Whether you’re taking your dog on a domestic holiday or taking them abroad, here are a few reminders to make sure they stay safe and healthy.
1. Preparing to Travel
If you are planning on travelling long distances, whether home or abroad, it’s worth discussing with your vet as to whether your dog is in good enough health to make the journey. This is especially important with older dogs or dogs that have on-going illnesses.
If you’re travelling abroad,then there are a number of legal requirements and other precautions you need to do before you go. These vary from destination to destination, and are designed to keep your pet safe, and to protect the UK from the potential for exotic diseases such as rabies being imported. The requirements changed at the beginning of 2012 – again, you will need to talk to your vet for advice.
If your dog is on medication or has been on medication for an on-going or recurrent condition, write down the name of the condition and the treatment that the dog has been receiving so that you can share this information with the vet where you are on holidays should the dog become sick.
Write down and bring the contact details of your local vet, in case the vet where you are on holidays needs to discuss anything with your usual vet.
Another good idea is to do a bit of research and create a list of the contact details of the vet practices in the area where you will be on holidays. Should you need to contact them, you’ll know where they are and their phone number without having to look. It might be easy to do this at home via the internet – but remember you might have turned off data roaming if you’re abroad, or may not have a signal in other parts of the UK!
Some language phrases to describe different types of sickness in your dog could be accessed using a language dictionary or even google translate, although care needs to be taken with this approach given the potential for misunderstandings!
2. The Journey Itself
If you’re travelling in the car, then regular breaks on the journey are important. They allow the dog to stretch their legs, eat, drink and to take a toilet break.
When travelling in warm weather it is essential to ensure the dog does not over heat. This means access to plenty of fresh water. Make sure you do not leave the dog in a parked car when stopping for a break, for example in a motorway services. Dogs can very easily over heat in a parked car in warm weather – and this can happen even if it’s not sunny and in a surprisingly short space of time. Ensure the car is well ventilated when travelling e.g. using air con, or by having the windows down.
Be careful with giving the dog different food types when on holidays. It is best to try and keep the dog’s diet as close as possible to what it is at home. As with people, eating strange food can cause an upset stomach.

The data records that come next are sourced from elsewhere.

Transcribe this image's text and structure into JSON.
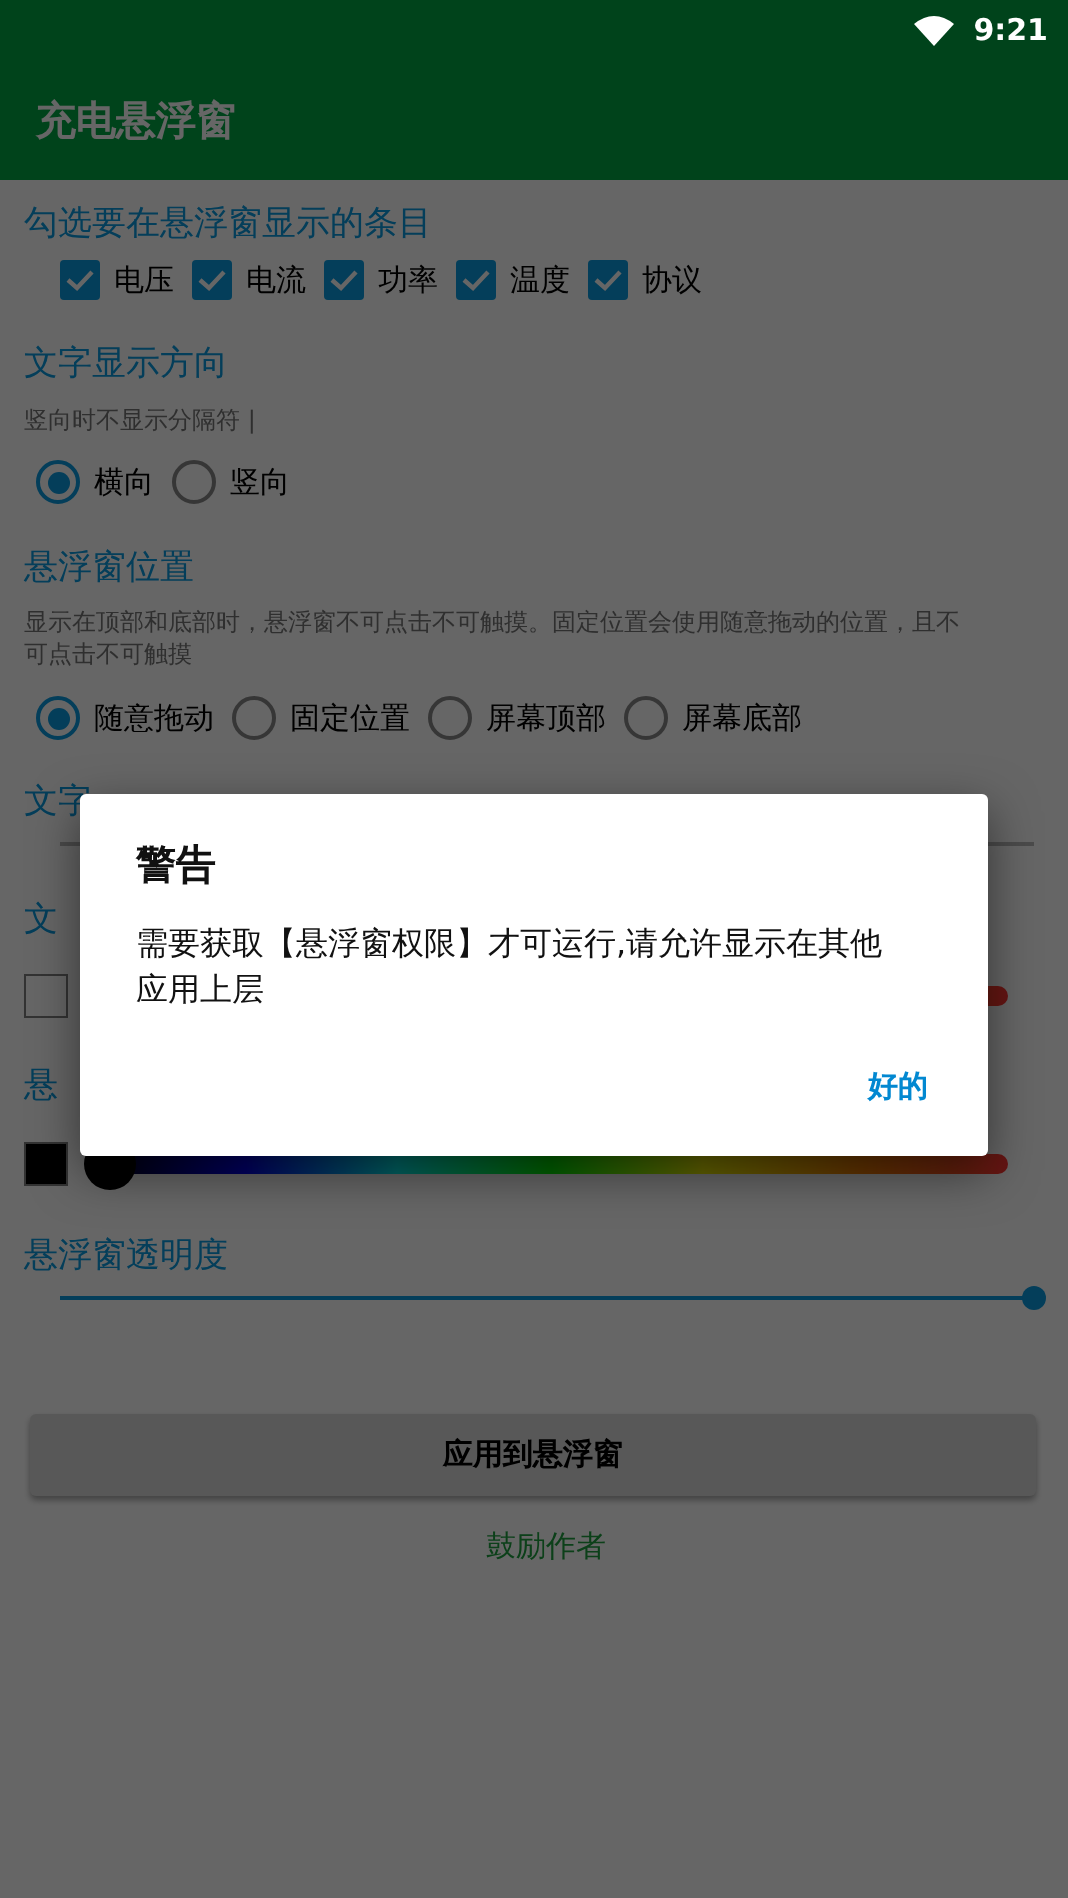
{
  "status_bar": {
    "time": "9:21"
  },
  "app_bar": {
    "title": "充电悬浮窗"
  },
  "display_items": {
    "heading": "勾选要在悬浮窗显示的条目",
    "options": [
      {
        "label": "电压",
        "checked": true
      },
      {
        "label": "电流",
        "checked": true
      },
      {
        "label": "功率",
        "checked": true
      },
      {
        "label": "温度",
        "checked": true
      },
      {
        "label": "协议",
        "checked": true
      }
    ]
  },
  "text_direction": {
    "heading": "文字显示方向",
    "hint": "竖向时不显示分隔符 |",
    "options": [
      {
        "label": "横向",
        "selected": true
      },
      {
        "label": "竖向",
        "selected": false
      }
    ]
  },
  "window_position": {
    "heading": "悬浮窗位置",
    "hint": "显示在顶部和底部时，悬浮窗不可点击不可触摸。固定位置会使用随意拖动的位置，且不可点击不可触摸",
    "options": [
      {
        "label": "随意拖动",
        "selected": true
      },
      {
        "label": "固定位置",
        "selected": false
      },
      {
        "label": "屏幕顶部",
        "selected": false
      },
      {
        "label": "屏幕底部",
        "selected": false
      }
    ]
  },
  "text_size": {
    "heading": "文字"
  },
  "text_color": {
    "heading": "文",
    "color": "#666666"
  },
  "background_color": {
    "heading": "悬",
    "color": "#000000",
    "level": 0
  },
  "opacity": {
    "heading": "悬浮窗透明度",
    "level": 1
  },
  "apply_button": "应用到悬浮窗",
  "support_link": "鼓励作者",
  "dialog": {
    "title": "警告",
    "message": "需要获取【悬浮窗权限】才可运行,请允许显示在其他应用上层",
    "button": "好的"
  }
}
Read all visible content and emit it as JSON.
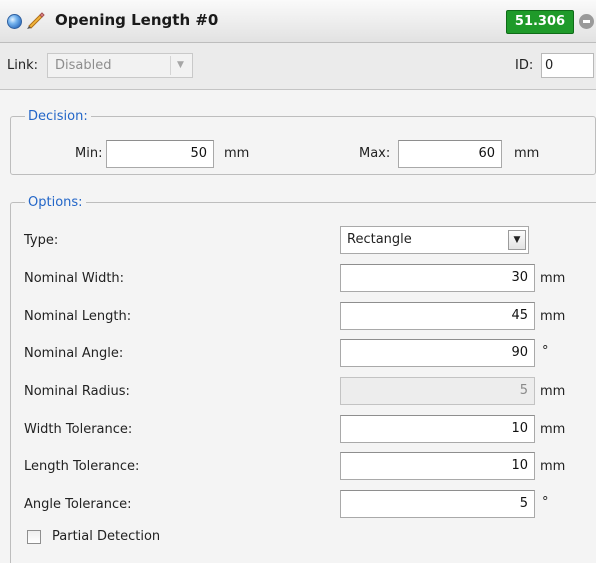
{
  "titlebar": {
    "title": "Opening Length #0",
    "value": "51.306"
  },
  "linkbar": {
    "link_label": "Link:",
    "link_value": "Disabled",
    "id_label": "ID:",
    "id_value": "0"
  },
  "decision": {
    "legend": "Decision:",
    "min_label": "Min:",
    "min_value": "50",
    "min_unit": "mm",
    "max_label": "Max:",
    "max_value": "60",
    "max_unit": "mm"
  },
  "options": {
    "legend": "Options:",
    "type_label": "Type:",
    "type_value": "Rectangle",
    "rows": [
      {
        "label": "Nominal Width:",
        "value": "30",
        "unit": "mm"
      },
      {
        "label": "Nominal Length:",
        "value": "45",
        "unit": "mm"
      },
      {
        "label": "Nominal Angle:",
        "value": "90",
        "unit": "°"
      },
      {
        "label": "Nominal Radius:",
        "value": "5",
        "unit": "mm",
        "disabled": true
      },
      {
        "label": "Width Tolerance:",
        "value": "10",
        "unit": "mm"
      },
      {
        "label": "Length Tolerance:",
        "value": "10",
        "unit": "mm"
      },
      {
        "label": "Angle Tolerance:",
        "value": "5",
        "unit": "°"
      }
    ],
    "partial_detection_label": "Partial Detection",
    "partial_detection_checked": false
  },
  "colors": {
    "legend_blue": "#2366c8",
    "badge_green": "#1f9a2a"
  }
}
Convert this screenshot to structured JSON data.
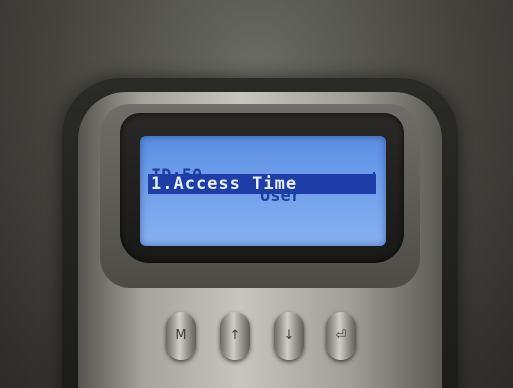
{
  "display": {
    "row1": {
      "id_text": "ID:50",
      "role": "User",
      "signal_icon": "signal-icon"
    },
    "row2": {
      "selected_item": "1.Access Time"
    }
  },
  "keypad": {
    "keys": [
      {
        "icon": "menu-key-icon",
        "glyph": "M"
      },
      {
        "icon": "up-arrow-icon",
        "glyph": "↑"
      },
      {
        "icon": "down-arrow-icon",
        "glyph": "↓"
      },
      {
        "icon": "ok-key-icon",
        "glyph": "⏎"
      }
    ]
  },
  "colors": {
    "lcd_background": "#6f9eea",
    "lcd_text": "#1f3f9b",
    "highlight_bar": "#1e3da6",
    "highlight_text": "#e7efff"
  }
}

There’s more information on taking your pet abroad on this page on our site or alternatively, visit the Defra website.